I love a good horror flick. Always have. The problem with the genre is that it is really hard to come up with something new. It’s all been done before. The only chance a horror director has these days is to come with a gimmick that allows them to put a new twist in their tale and keep the audience on their toes for the duration of the film.
I was therefore interested in the concept that “Silent House” had been shot in a single take. The idea of making a movie in one long continuous shot has been around for a while. In fact, Elliot Grove of Raindance lectures about it in his Lo to No Budget film making course. In my knowledge, it’s never actually been done successfully so to try it in a horror movie seemed like a risky move to me.
To be honest, 20 minutes in and I was just about ready to switch off. Nothing had happened. We’ve met the main characters, we’ve set the scene and we’ve had a few conversations. Just as I’m reaching for the remote and composing an unfavourable review in my head, as in all good horror movies, there’s a thump and it all kicks off. Noises in the dark, bodies falling out of cupboard and hands grabbing at you in the dark. All the good things that happen in scary films. Inevitably, the lead character decides that it might be a good idea to head down to the dark and dingy basement, after all, the most remote, darkest part of the house is where I would go if I was being chased by some psychotic, ghostly apparition, Jason type Freddy thing.
I would put money on this having been shot digitally with something along the lines of the Canon 5D camera.

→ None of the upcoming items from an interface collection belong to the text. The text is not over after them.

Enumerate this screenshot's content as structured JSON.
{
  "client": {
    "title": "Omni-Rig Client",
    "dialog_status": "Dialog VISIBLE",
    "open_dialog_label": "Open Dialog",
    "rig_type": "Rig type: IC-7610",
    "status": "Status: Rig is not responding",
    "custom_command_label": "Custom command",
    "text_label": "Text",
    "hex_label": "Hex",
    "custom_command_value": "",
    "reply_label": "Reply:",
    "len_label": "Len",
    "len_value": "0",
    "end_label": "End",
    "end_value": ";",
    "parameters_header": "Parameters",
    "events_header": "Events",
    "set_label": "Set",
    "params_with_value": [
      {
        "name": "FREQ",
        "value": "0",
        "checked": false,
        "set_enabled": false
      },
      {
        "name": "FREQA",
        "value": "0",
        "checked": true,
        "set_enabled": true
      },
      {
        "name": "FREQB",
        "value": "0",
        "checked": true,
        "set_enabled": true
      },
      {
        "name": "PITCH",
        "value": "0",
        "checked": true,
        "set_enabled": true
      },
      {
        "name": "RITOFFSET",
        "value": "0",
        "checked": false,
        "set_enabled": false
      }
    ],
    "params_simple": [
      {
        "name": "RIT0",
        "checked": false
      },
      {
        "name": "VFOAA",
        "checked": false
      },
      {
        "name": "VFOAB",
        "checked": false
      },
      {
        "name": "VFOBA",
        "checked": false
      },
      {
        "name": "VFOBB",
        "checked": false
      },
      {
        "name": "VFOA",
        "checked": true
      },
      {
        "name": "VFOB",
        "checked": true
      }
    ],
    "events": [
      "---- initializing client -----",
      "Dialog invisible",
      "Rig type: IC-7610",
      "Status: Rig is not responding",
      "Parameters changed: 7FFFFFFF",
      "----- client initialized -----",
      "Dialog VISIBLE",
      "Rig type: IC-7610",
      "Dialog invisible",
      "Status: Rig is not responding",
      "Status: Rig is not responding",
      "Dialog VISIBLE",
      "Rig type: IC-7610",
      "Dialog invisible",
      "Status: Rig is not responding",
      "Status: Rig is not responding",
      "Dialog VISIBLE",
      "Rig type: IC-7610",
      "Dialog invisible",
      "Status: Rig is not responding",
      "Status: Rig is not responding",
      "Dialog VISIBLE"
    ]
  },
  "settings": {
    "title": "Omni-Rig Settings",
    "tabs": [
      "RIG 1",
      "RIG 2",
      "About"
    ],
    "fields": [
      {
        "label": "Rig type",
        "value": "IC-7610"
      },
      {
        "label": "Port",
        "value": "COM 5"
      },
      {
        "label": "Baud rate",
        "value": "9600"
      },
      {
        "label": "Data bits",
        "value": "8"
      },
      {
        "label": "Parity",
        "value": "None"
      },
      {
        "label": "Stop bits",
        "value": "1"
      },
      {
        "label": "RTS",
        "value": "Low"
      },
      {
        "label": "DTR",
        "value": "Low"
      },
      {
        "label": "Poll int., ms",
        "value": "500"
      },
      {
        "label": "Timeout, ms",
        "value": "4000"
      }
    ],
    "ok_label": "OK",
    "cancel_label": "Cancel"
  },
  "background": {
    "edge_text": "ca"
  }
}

The pictures are beautiful until the camera has to run, or until it gets a little too dark, then you see the limitations of the format and unfortunately, this can become distracting and draw you out of the moment, something you really don’t want to be happening in a horror movie. Something kept me watching and I’m glad I did.
It’s shot very much like a short film. Gimmicks and stylised shots. After all, with a single camera and a single lens doing one long continuous shot is not easy and severely limits the directors options. Bits of it are beautifully shot, others just don’t quite work. Where the film excels however is in it’s shock value. Few films have succeeded in this in recent times. The most notable example is “The Blair Witch Project.” I would put “Silent House” firmly in the same camp as that film. It’s a film you’ll really enjoy watching once but probably only once. You won’t go back to it again and again, however, first time round, the shocks keep coming, the suspense keeps building and the music gets creepier by the minute. I won’t give away the ending, like most good horror’s you can have a damn good guess at how it’s all going to finish up. I would however recommend that you give this one a shot if you’re a fan of the genre. If for no other reason than they actually manage to pull off their main objective of shooting the whole thing in one go. No mean feat and one certainly worth acknowledging.
Directed by Chris Kentis and Laura Lau, the same team behind “Open Water”, the film stars Elisabeth Olsen alongside Adam Trese and Eric Sheffer Stevens. A remake of Uruguayan film “La Casa Muda”, which is allegedly based on actual incidents, the plot finally unfolds and all becomes clear in the end.
Silent House is out on DVD from 17th September 2012